Old Man and his Grandson (detail) ~ 1490
Musée du Louvre
Night of 21st-22nd July 1941
Similarities between Germany and Italy—Dante and Luther—Delightful Italian towns—Rome and Paris.
Luther had the merit of rising against the Pope and the organisation of the Church. It was the first of the great revolutions.
And thanks to his translation of the Bible, Luther replaced our dialects by the great German language! It’s remarkable to observe the resemblances between the evolution of Germany and that of Italy. The creators of the language, Dante and Luther, rose against the oecumenical desires of the papacy. Each of the two nations was led to unity, against the dynastic interests, by one man. They achieved their unity against the will of the Pope.
The Italian people’s musical sense, its liking for harmonious proportions, the beauty of its race! The Renaissance was the dawn of a new era, in which Aryan man found himself anew. There’s also our own past on Italian soil. A man who is indifferent to history is a man without hearing, without sight.
Such a man can live, of course—but what a life? The magic of Florence and Rome, of Ravenna, Siena, Perugia! Tuscany and Umbria, how lovely they are! The smallest palazzo in Florence or Rome is worth more than all Windsor Castle. If the English destroy anything in Florence or Rome, it will be a crime.
I’ve seen Rome and Paris, and I must say that Paris, with the exception of the Arc de Triomphe, has nothing on the scale of the Coliseum, or the Castle of San Angelo, or St. Peter’s. These monuments, which are the product of a collective effort, have ceased to be on the scale of the individual. There’s something queer about the Paris buildings, whether it’s those bull’s-eye windows, so badly proportioned, or those gables that obliterate whole façades. If I compare the Pantheon in Rome with the Pantheon in Paris, what a poor building—and what sculptures! What I saw in Paris has disappeared from my memory: Rome really seized hold of me.
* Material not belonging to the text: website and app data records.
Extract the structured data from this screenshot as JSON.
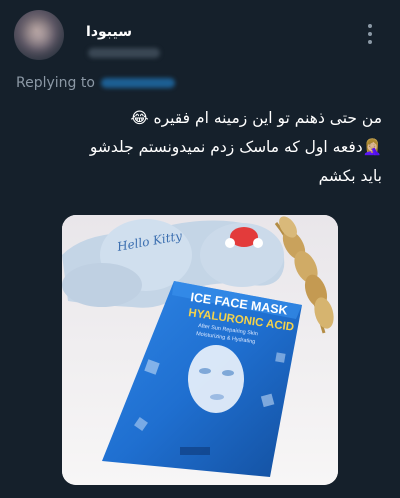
{
  "author": {
    "display_name": "سیبودا",
    "avatar_icon": "avatar-icon",
    "more_icon": "more-options-icon"
  },
  "reply": {
    "label": "Replying to"
  },
  "tweet": {
    "lines": [
      "من حتی ذهنم تو این زمینه ام فقیره 😂",
      "🤦🏼‍♀️دفعه اول که ماسک زدم  نمیدونستم جلدشو",
      "باید بکشم"
    ]
  },
  "photo": {
    "mask_title": "ICE FACE MASK",
    "mask_subtitle": "HYALURONIC ACID",
    "mask_small_line1": "After Sun Repairing Skin",
    "mask_small_line2": "Moisturizing & Hydrating",
    "towel_text": "Hello Kitty",
    "colors": {
      "mask_blue": "#1f6fd0",
      "towel": "#c4d5e6",
      "wheat": "#c9a25c"
    }
  }
}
Naples, apart from the castle, might be anywhere in South America. But there’s always the courtyard of the royal palace. What nobility of proportions!
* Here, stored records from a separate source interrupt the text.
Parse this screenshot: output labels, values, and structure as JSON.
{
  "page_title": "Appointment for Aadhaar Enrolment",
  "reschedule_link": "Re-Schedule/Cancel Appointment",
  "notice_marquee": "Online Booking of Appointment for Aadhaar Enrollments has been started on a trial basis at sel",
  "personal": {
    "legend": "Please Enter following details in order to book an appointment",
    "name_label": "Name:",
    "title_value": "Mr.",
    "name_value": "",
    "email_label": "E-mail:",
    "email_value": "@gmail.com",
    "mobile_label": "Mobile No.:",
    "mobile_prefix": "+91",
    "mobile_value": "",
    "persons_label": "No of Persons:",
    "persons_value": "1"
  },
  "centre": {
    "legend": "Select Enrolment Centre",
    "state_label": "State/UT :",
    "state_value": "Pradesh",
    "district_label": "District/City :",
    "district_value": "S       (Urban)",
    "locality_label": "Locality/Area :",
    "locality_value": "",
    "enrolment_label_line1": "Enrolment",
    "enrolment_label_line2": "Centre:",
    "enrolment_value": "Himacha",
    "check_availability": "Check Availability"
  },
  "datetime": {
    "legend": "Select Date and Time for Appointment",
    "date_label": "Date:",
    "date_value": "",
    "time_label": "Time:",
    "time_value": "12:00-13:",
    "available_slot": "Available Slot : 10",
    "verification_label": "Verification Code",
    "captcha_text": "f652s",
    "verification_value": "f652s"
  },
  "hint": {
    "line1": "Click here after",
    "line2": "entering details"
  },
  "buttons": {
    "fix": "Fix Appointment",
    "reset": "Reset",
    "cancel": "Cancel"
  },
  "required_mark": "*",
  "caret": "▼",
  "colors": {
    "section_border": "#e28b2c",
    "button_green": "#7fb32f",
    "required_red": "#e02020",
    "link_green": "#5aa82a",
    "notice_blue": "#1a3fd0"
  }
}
My dearest wish would be to be able to wander about in Italy as an unknown painter.
Night of the 22nd-23rd July 1941
Steps towards a durable understanding between Germany and Britain—Dearth of philosophic and artistic sense of the British.
I believe that the end of this war will mark the beginning of a durable friendship with England. But first we must give her the k.o.—for only so can we live at peace with her, and the Englishman can only respect someone who has first knocked him out. The memory of 1918 must be obliterated.
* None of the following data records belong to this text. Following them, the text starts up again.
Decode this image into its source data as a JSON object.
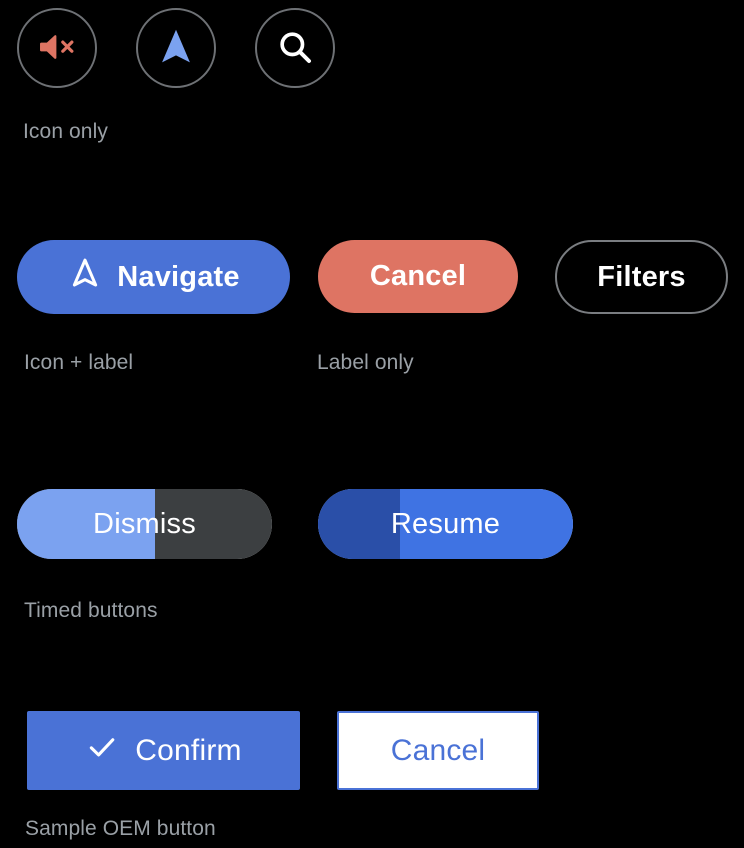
{
  "page": {
    "background": "#000000",
    "label_color": "#9aa0a6"
  },
  "colors": {
    "accent_blue": "#4a72d6",
    "light_blue": "#7ba2f0",
    "dark_blue": "#2a4fa8",
    "coral_red": "#de7463",
    "outline_gray": "#7a7d81",
    "track_gray": "#3c3f41",
    "white": "#ffffff"
  },
  "sections": [
    {
      "id": "icon-only",
      "label": "Icon only",
      "buttons": [
        {
          "name": "mute-button",
          "icon": "volume-mute-icon",
          "icon_color": "#de7463"
        },
        {
          "name": "navigate-button",
          "icon": "navigation-arrow-icon",
          "icon_color": "#7ba2f0"
        },
        {
          "name": "search-button",
          "icon": "search-icon",
          "icon_color": "#ffffff"
        }
      ]
    },
    {
      "id": "icon-label",
      "label": "Icon + label",
      "label2": "Label only",
      "buttons": [
        {
          "name": "navigate-button",
          "label": "Navigate",
          "icon": "navigation-arrow-outline-icon",
          "style": "filled-blue"
        },
        {
          "name": "cancel-button",
          "label": "Cancel",
          "icon": null,
          "style": "filled-red"
        },
        {
          "name": "filters-button",
          "label": "Filters",
          "icon": null,
          "style": "outlined"
        }
      ]
    },
    {
      "id": "timed",
      "label": "Timed buttons",
      "buttons": [
        {
          "name": "dismiss-button",
          "label": "Dismiss",
          "progress": 54,
          "fill_color": "#7ba2f0",
          "track_color": "#3c3f41"
        },
        {
          "name": "resume-button",
          "label": "Resume",
          "progress": 32,
          "fill_color": "#2a4fa8",
          "track_color": "#3f73e3"
        }
      ]
    },
    {
      "id": "oem",
      "label": "Sample OEM button",
      "buttons": [
        {
          "name": "confirm-button",
          "label": "Confirm",
          "icon": "check-icon",
          "style": "primary"
        },
        {
          "name": "cancel-button",
          "label": "Cancel",
          "icon": null,
          "style": "secondary"
        }
      ]
    }
  ]
}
D. asked the Fuehrer whether Germany was fortified against the dangers of over-easy living, which were threatening to be the ruin of England.
Yes, and that’s why I pay attention to the arts. Amongst the English, culture, like sport, is a privilege of good society. Just imagine, in no country is Shakespeare so badly acted as in England. They love music, but their love is not returned! Besides, they have no thinker of genius. What does the National Gallery mean there, to the mass of the people? It’s like their social reform. It wasn’t called for, like German reform, by the needs of conscience, but solely by reasons of State.
At Bayreuth one meets more Frenchmen than Englishmen. Quote me the example of a single theatre in England where work is done that compares with the work we do in hundreds of theatres.
But I’ve met a lot of Englishmen and Englishwomen whom I respect. Let’s not think too much about those whom we know, with whom we’ve had those deceptive official dealings—they’re not men. Despite everything, it’s only with the people that we can associate.
Before I was born my mother used to practice El Orador (YouTube audio here): a piece for piano composed by my father, the late César Tort.
Throughout her pregnancy I happened to be a couple of inches from the piano’s keys, in embryonic state! My mother once told me that while practicing that piece I moved vigorously in her womb. I have this music amalgamated to my soul…
El Orador (The Orator) is a fantasia for piano that my father composed in 1952 and was performed for the first time by María Teresa Rodríguez, and then by my mother (photo above) in 1958, in private gatherings, after I was born.
Father Vértiz, a Catholic priest with eloquent oratory power had inspired the music of my father. According to my parents, the priest’s sermons were like a parable: they initiated in adages and after crescendos culminated in a violent rhetoric that captivated the faithful.